W. Galen Weston’s Impact:
As the chairman of one of Canada’s largest retail chains, Weston understood the environmental responsibility in his hands. With this in mind, the Weston Foundation has donated over $100-million since the 1980s to conservation initiatives across Canada. This contribution has resulted in the protection of over 100,000 acres of natural habitat.
At the 2019 Consumer Goods Forum’s Global Summit in Vancouver, Weston’s son Galen Jr. spoke and suggested the industry supporting harmonizing of recycling programs across governmental bodies in order to improve recycling rates. He also suggested embracing package standardization with regard to plastic containers. Weston directly impacted his son’s environmental passion.
“Growth and prosperity do not need to come at the expense of sustainability.”Galen G. Weston Jr., Chairman and CEO, George Weston Ltd.
Known across the industry as a serial philanthropist, Weston has contributed to multiple efforts throughout his career. In 2005, he joined the campaign for the Canadian Museum of Immigration at Pier 21 in Halifax which led him to becoming one of seven Nation Builders. The family also established the very first Canadian Chair of Nutrition at McGill University. Weston was also passionate about fighting child illiteracy. In the early 2000’s he aided in an effort that resulted in more than 2-million children taking home a literacy guide to their family.
According to Anthony S. Fell, who has been on the Loblaw board for over 20 years, Loblaw grocery chain was on the verge of bankruptcy after carrying too much debt in 1972. W. Galen Weston came to the rescue by selling off assets, assembling a new management team, and focusing on marketing and product development.
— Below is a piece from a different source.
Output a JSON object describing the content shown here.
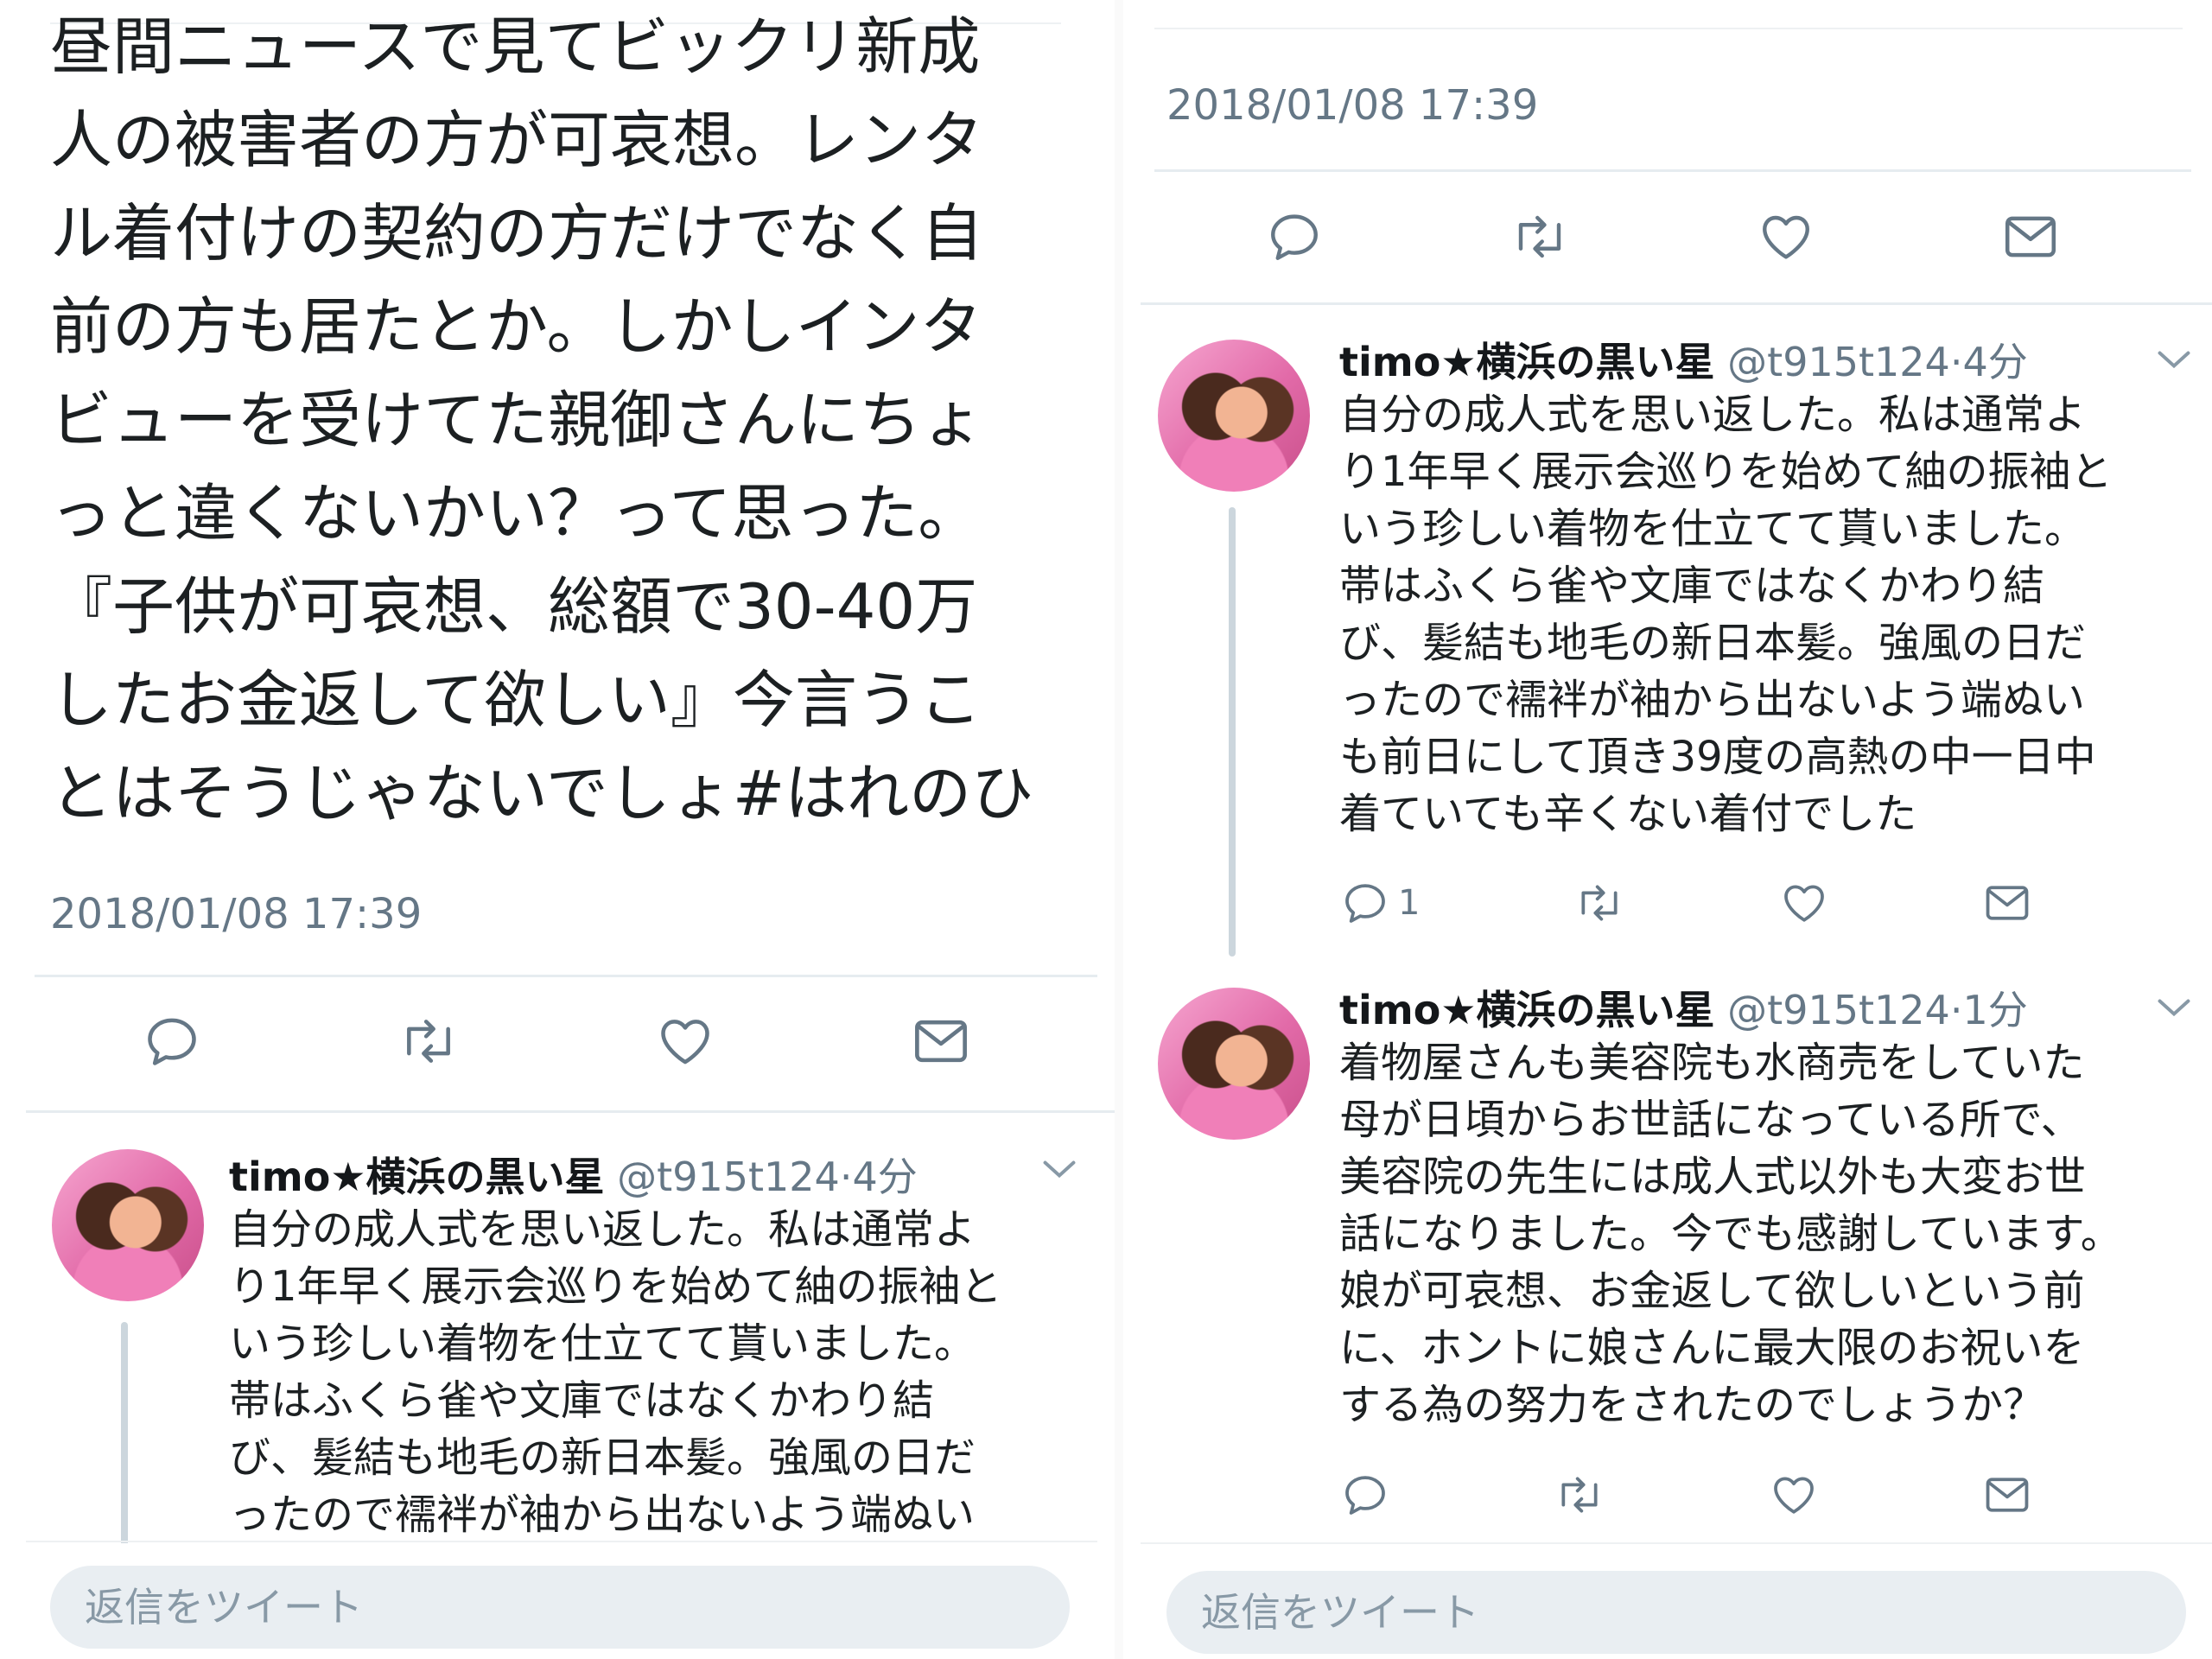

“The luxury retail industry has lost a great visionary”DAUGHTER ALANNAH WESTON, THE COMPANY’S CHAIRWOMAN, IN A STATEMENT
Weston hired William Shatner to star in Loblaw ads while launching the No Name and President’s Choice brands in the late 70s and early 80s. In efforts to further grow the brand, in 2003 Weston bought the Selfridges Group, which owns upscale retailers, Selfridges in the U.K., Holt Renfrew in Canada, Ireland’s Brown Thomas and de Bijenkorf in the Netherlands.
After Weston’s retirement in 2016, Loblaw has since committed $150 million over ten years to fight child hunger and poor nutrition in Canada through local school programs and social service agencies. The grocery chain has also committed to transitioning to phenol-free receipt paper across all its divisions by the end of 2021.
Although the tragic news of Weston’s death has pulled upon the heartstrings of those he inspired, his legacy will live on. But will his brands ever be the same? Time will tell.